The House Unamerican Activities Committee (HUAC) was a congressional group designed to "root out" individuals who were Communists or suspected of being Communist in post World War II America. Led by Senator Joseph McCarthy of Wisconsin, HUAC was a vehicle to enhance the "Red Scare" of the 1950's. This particular brand of paranoia was built on the premise that Communists were rapidly infiltrating all aspects of American society. McCarthy developed a "list" of individuals whom he suspected to be Communists. The growing distrust of the Soviet Union, as well as the general fear of Communism, allowed him to assume a greater stage, as few raised their voices in opposition and were equally driven by the fear of Communists. McCarthy and his committee would call individuals to testify about their beliefs as well as the beliefs of others in their allegiance to the United States and against Communism. Few raised their voice in opposition and those who did were immediately branded as "Communists" or "sympathizers" with Communism. As McCarthy used the media as his tool to elevate his own status, the climate of fear and paranoia supplanted American visions of justice and fairness, including the presumption of innocence.

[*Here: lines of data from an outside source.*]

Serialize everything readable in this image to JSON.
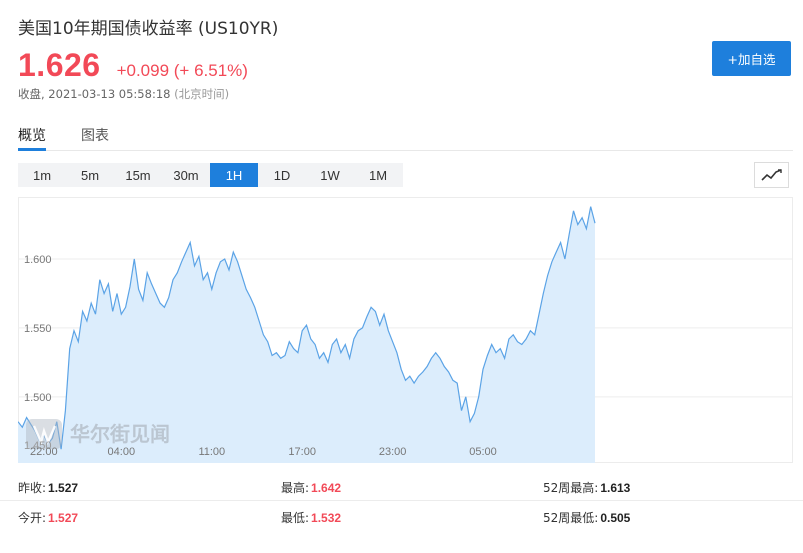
{
  "header": {
    "title": "美国10年期国债收益率 (US10YR)",
    "price": "1.626",
    "change": "+0.099 (+ 6.51%)",
    "status": "收盘, 2021-03-13 05:58:18",
    "timezone": "(北京时间)",
    "follow_label": "+加自选"
  },
  "tabs": [
    {
      "label": "概览",
      "active": true
    },
    {
      "label": "图表",
      "active": false
    }
  ],
  "ranges": [
    {
      "label": "1m",
      "active": false
    },
    {
      "label": "5m",
      "active": false
    },
    {
      "label": "15m",
      "active": false
    },
    {
      "label": "30m",
      "active": false
    },
    {
      "label": "1H",
      "active": true
    },
    {
      "label": "1D",
      "active": false
    },
    {
      "label": "1W",
      "active": false
    },
    {
      "label": "1M",
      "active": false
    }
  ],
  "watermark": "华尔街见闻",
  "colors": {
    "accent": "#1e7fdc",
    "up": "#f24957",
    "line": "#5ba3e6",
    "area": "#dcedfc"
  },
  "chart_data": {
    "type": "area",
    "x_tick_labels": [
      "22:00",
      "04:00",
      "11:00",
      "17:00",
      "23:00",
      "05:00"
    ],
    "x_tick_index": [
      6,
      24,
      45,
      66,
      87,
      108
    ],
    "y_ticks": [
      "1.600",
      "1.550",
      "1.500"
    ],
    "y_tick_values": [
      1.6,
      1.55,
      1.5
    ],
    "partial_y_label": "1.450",
    "ylim": [
      1.452,
      1.645
    ],
    "x_count": 135,
    "grid": true,
    "values": [
      1.482,
      1.478,
      1.485,
      1.48,
      1.475,
      1.468,
      1.472,
      1.466,
      1.47,
      1.482,
      1.462,
      1.49,
      1.535,
      1.548,
      1.54,
      1.562,
      1.555,
      1.568,
      1.56,
      1.585,
      1.575,
      1.582,
      1.562,
      1.575,
      1.56,
      1.565,
      1.58,
      1.6,
      1.578,
      1.57,
      1.59,
      1.582,
      1.575,
      1.568,
      1.565,
      1.572,
      1.585,
      1.59,
      1.598,
      1.605,
      1.612,
      1.595,
      1.602,
      1.585,
      1.59,
      1.578,
      1.59,
      1.598,
      1.6,
      1.592,
      1.605,
      1.598,
      1.588,
      1.578,
      1.572,
      1.565,
      1.555,
      1.545,
      1.54,
      1.53,
      1.532,
      1.528,
      1.53,
      1.54,
      1.535,
      1.532,
      1.548,
      1.552,
      1.542,
      1.538,
      1.528,
      1.532,
      1.525,
      1.538,
      1.542,
      1.532,
      1.538,
      1.528,
      1.542,
      1.548,
      1.55,
      1.558,
      1.565,
      1.562,
      1.552,
      1.56,
      1.548,
      1.54,
      1.532,
      1.52,
      1.512,
      1.515,
      1.51,
      1.515,
      1.518,
      1.522,
      1.528,
      1.532,
      1.528,
      1.522,
      1.518,
      1.512,
      1.51,
      1.49,
      1.5,
      1.482,
      1.488,
      1.5,
      1.52,
      1.53,
      1.538,
      1.532,
      1.535,
      1.528,
      1.542,
      1.545,
      1.54,
      1.538,
      1.542,
      1.548,
      1.545,
      1.56,
      1.575,
      1.588,
      1.598,
      1.605,
      1.612,
      1.6,
      1.618,
      1.635,
      1.625,
      1.63,
      1.622,
      1.638,
      1.626
    ]
  },
  "stats": {
    "row1": [
      {
        "label": "昨收:",
        "value": "1.527",
        "tone": "dark"
      },
      {
        "label": "最高:",
        "value": "1.642",
        "tone": "red"
      },
      {
        "label": "52周最高:",
        "value": "1.613",
        "tone": "dark"
      }
    ],
    "row2": [
      {
        "label": "今开:",
        "value": "1.527",
        "tone": "red"
      },
      {
        "label": "最低:",
        "value": "1.532",
        "tone": "red"
      },
      {
        "label": "52周最低:",
        "value": "0.505",
        "tone": "dark"
      }
    ]
  }
}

Miller, himself, was called in front of this committee and refused to answer any of its questions. In a moment of courage, Arthur Miller proved himself to be more of a patriot than anyone else could envision as he refused to allow the American notions of institutional equality be vitiated by a climate of fear and manipulated by people like McCarthy. His work, The Crucible, is an application of these ideas set against the backdrop of the Salem Witchcraft Trials.